● BRIEF
Each entry must be given again exactly as it appears, with images excluded.

● INFORMATION
====================
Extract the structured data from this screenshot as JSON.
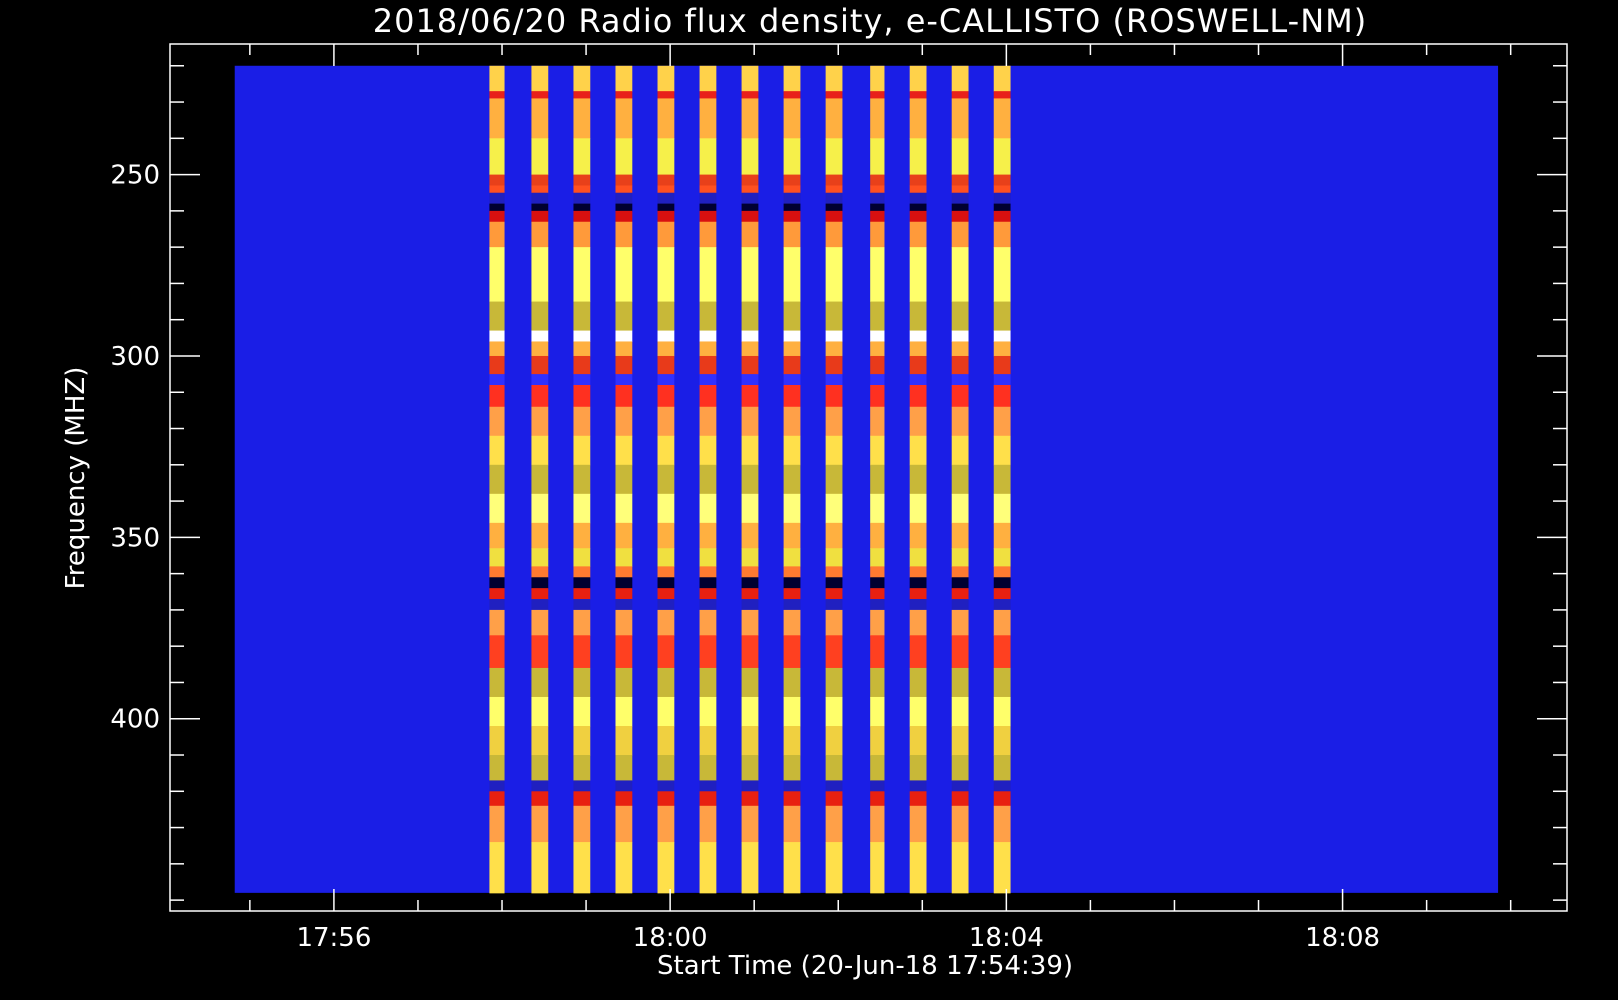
{
  "chart_data": {
    "type": "heatmap",
    "title": "2018/06/20  Radio flux density, e-CALLISTO (ROSWELL-NM)",
    "xlabel": "Start Time (20-Jun-18 17:54:39)",
    "ylabel": "Frequency (MHZ)",
    "x_ticks": [
      "17:56",
      "18:00",
      "18:04",
      "18:08"
    ],
    "x_tick_minutes": [
      96,
      100,
      104,
      108
    ],
    "y_ticks": [
      "250",
      "300",
      "350",
      "400"
    ],
    "y_tick_values": [
      250,
      300,
      350,
      400
    ],
    "xlim_minutes": [
      94.05,
      110.67
    ],
    "ylim_mhz": [
      214,
      453
    ],
    "y_inverted": true,
    "data_time_range_minutes": [
      94.82,
      109.85
    ],
    "data_freq_range_mhz": [
      220,
      448
    ],
    "background_color": "#1a1ee6",
    "burst_strips": [
      {
        "start": 97.85,
        "end": 98.03
      },
      {
        "start": 98.35,
        "end": 98.55
      },
      {
        "start": 98.85,
        "end": 99.05
      },
      {
        "start": 99.35,
        "end": 99.55
      },
      {
        "start": 99.85,
        "end": 100.05
      },
      {
        "start": 100.35,
        "end": 100.55
      },
      {
        "start": 100.85,
        "end": 101.05
      },
      {
        "start": 101.35,
        "end": 101.55
      },
      {
        "start": 101.85,
        "end": 102.05
      },
      {
        "start": 102.38,
        "end": 102.55
      },
      {
        "start": 102.85,
        "end": 103.05
      },
      {
        "start": 103.35,
        "end": 103.55
      },
      {
        "start": 103.85,
        "end": 104.05
      }
    ],
    "burst_bands": [
      {
        "from": 220,
        "to": 227,
        "color": "#ffd24a"
      },
      {
        "from": 227,
        "to": 229,
        "color": "#e8201a"
      },
      {
        "from": 229,
        "to": 240,
        "color": "#ffb040"
      },
      {
        "from": 240,
        "to": 250,
        "color": "#f6f04a"
      },
      {
        "from": 250,
        "to": 253,
        "color": "#e8401a"
      },
      {
        "from": 253,
        "to": 255,
        "color": "#ff5020"
      },
      {
        "from": 255,
        "to": 258,
        "color": "#2020c0"
      },
      {
        "from": 258,
        "to": 260,
        "color": "#000030"
      },
      {
        "from": 260,
        "to": 263,
        "color": "#d81010"
      },
      {
        "from": 263,
        "to": 270,
        "color": "#ff9a3a"
      },
      {
        "from": 270,
        "to": 285,
        "color": "#ffff6a"
      },
      {
        "from": 285,
        "to": 293,
        "color": "#c8b838"
      },
      {
        "from": 293,
        "to": 296,
        "color": "#ffffff"
      },
      {
        "from": 296,
        "to": 300,
        "color": "#ffb040"
      },
      {
        "from": 300,
        "to": 305,
        "color": "#e83a1a"
      },
      {
        "from": 305,
        "to": 308,
        "color": "#3030ff"
      },
      {
        "from": 308,
        "to": 314,
        "color": "#ff3020"
      },
      {
        "from": 314,
        "to": 322,
        "color": "#ffa048"
      },
      {
        "from": 322,
        "to": 330,
        "color": "#ffe04a"
      },
      {
        "from": 330,
        "to": 338,
        "color": "#c8b838"
      },
      {
        "from": 338,
        "to": 346,
        "color": "#ffff7a"
      },
      {
        "from": 346,
        "to": 353,
        "color": "#ffb040"
      },
      {
        "from": 353,
        "to": 358,
        "color": "#f0e040"
      },
      {
        "from": 358,
        "to": 361,
        "color": "#ff7a30"
      },
      {
        "from": 361,
        "to": 364,
        "color": "#000030"
      },
      {
        "from": 364,
        "to": 367,
        "color": "#e82010"
      },
      {
        "from": 367,
        "to": 370,
        "color": "#2020c0"
      },
      {
        "from": 370,
        "to": 377,
        "color": "#ffa048"
      },
      {
        "from": 377,
        "to": 386,
        "color": "#ff4020"
      },
      {
        "from": 386,
        "to": 394,
        "color": "#c8b838"
      },
      {
        "from": 394,
        "to": 402,
        "color": "#ffff6a"
      },
      {
        "from": 402,
        "to": 410,
        "color": "#f0d040"
      },
      {
        "from": 410,
        "to": 417,
        "color": "#c8b838"
      },
      {
        "from": 417,
        "to": 420,
        "color": "#2020c0"
      },
      {
        "from": 420,
        "to": 424,
        "color": "#e82010"
      },
      {
        "from": 424,
        "to": 434,
        "color": "#ffa048"
      },
      {
        "from": 434,
        "to": 448,
        "color": "#ffe04a"
      }
    ]
  }
}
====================
● SOLUTION
Extract the structured data from this screenshot as JSON.
{
  "chart_data": {
    "type": "heatmap",
    "title": "2018/06/20  Radio flux density, e-CALLISTO (ROSWELL-NM)",
    "xlabel": "Start Time (20-Jun-18 17:54:39)",
    "ylabel": "Frequency (MHZ)",
    "x_ticks": [
      "17:56",
      "18:00",
      "18:04",
      "18:08"
    ],
    "x_tick_minutes": [
      96,
      100,
      104,
      108
    ],
    "y_ticks": [
      "250",
      "300",
      "350",
      "400"
    ],
    "y_tick_values": [
      250,
      300,
      350,
      400
    ],
    "xlim_minutes": [
      94.05,
      110.67
    ],
    "ylim_mhz": [
      214,
      453
    ],
    "y_inverted": true,
    "data_time_range_minutes": [
      94.82,
      109.85
    ],
    "data_freq_range_mhz": [
      220,
      448
    ],
    "background_color": "#1a1ee6",
    "burst_strips": [
      {
        "start": 97.85,
        "end": 98.03
      },
      {
        "start": 98.35,
        "end": 98.55
      },
      {
        "start": 98.85,
        "end": 99.05
      },
      {
        "start": 99.35,
        "end": 99.55
      },
      {
        "start": 99.85,
        "end": 100.05
      },
      {
        "start": 100.35,
        "end": 100.55
      },
      {
        "start": 100.85,
        "end": 101.05
      },
      {
        "start": 101.35,
        "end": 101.55
      },
      {
        "start": 101.85,
        "end": 102.05
      },
      {
        "start": 102.38,
        "end": 102.55
      },
      {
        "start": 102.85,
        "end": 103.05
      },
      {
        "start": 103.35,
        "end": 103.55
      },
      {
        "start": 103.85,
        "end": 104.05
      }
    ],
    "burst_bands": [
      {
        "from": 220,
        "to": 227,
        "color": "#ffd24a"
      },
      {
        "from": 227,
        "to": 229,
        "color": "#e8201a"
      },
      {
        "from": 229,
        "to": 240,
        "color": "#ffb040"
      },
      {
        "from": 240,
        "to": 250,
        "color": "#f6f04a"
      },
      {
        "from": 250,
        "to": 253,
        "color": "#e8401a"
      },
      {
        "from": 253,
        "to": 255,
        "color": "#ff5020"
      },
      {
        "from": 255,
        "to": 258,
        "color": "#2020c0"
      },
      {
        "from": 258,
        "to": 260,
        "color": "#000030"
      },
      {
        "from": 260,
        "to": 263,
        "color": "#d81010"
      },
      {
        "from": 263,
        "to": 270,
        "color": "#ff9a3a"
      },
      {
        "from": 270,
        "to": 285,
        "color": "#ffff6a"
      },
      {
        "from": 285,
        "to": 293,
        "color": "#c8b838"
      },
      {
        "from": 293,
        "to": 296,
        "color": "#ffffff"
      },
      {
        "from": 296,
        "to": 300,
        "color": "#ffb040"
      },
      {
        "from": 300,
        "to": 305,
        "color": "#e83a1a"
      },
      {
        "from": 305,
        "to": 308,
        "color": "#3030ff"
      },
      {
        "from": 308,
        "to": 314,
        "color": "#ff3020"
      },
      {
        "from": 314,
        "to": 322,
        "color": "#ffa048"
      },
      {
        "from": 322,
        "to": 330,
        "color": "#ffe04a"
      },
      {
        "from": 330,
        "to": 338,
        "color": "#c8b838"
      },
      {
        "from": 338,
        "to": 346,
        "color": "#ffff7a"
      },
      {
        "from": 346,
        "to": 353,
        "color": "#ffb040"
      },
      {
        "from": 353,
        "to": 358,
        "color": "#f0e040"
      },
      {
        "from": 358,
        "to": 361,
        "color": "#ff7a30"
      },
      {
        "from": 361,
        "to": 364,
        "color": "#000030"
      },
      {
        "from": 364,
        "to": 367,
        "color": "#e82010"
      },
      {
        "from": 367,
        "to": 370,
        "color": "#2020c0"
      },
      {
        "from": 370,
        "to": 377,
        "color": "#ffa048"
      },
      {
        "from": 377,
        "to": 386,
        "color": "#ff4020"
      },
      {
        "from": 386,
        "to": 394,
        "color": "#c8b838"
      },
      {
        "from": 394,
        "to": 402,
        "color": "#ffff6a"
      },
      {
        "from": 402,
        "to": 410,
        "color": "#f0d040"
      },
      {
        "from": 410,
        "to": 417,
        "color": "#c8b838"
      },
      {
        "from": 417,
        "to": 420,
        "color": "#2020c0"
      },
      {
        "from": 420,
        "to": 424,
        "color": "#e82010"
      },
      {
        "from": 424,
        "to": 434,
        "color": "#ffa048"
      },
      {
        "from": 434,
        "to": 448,
        "color": "#ffe04a"
      }
    ]
  }
}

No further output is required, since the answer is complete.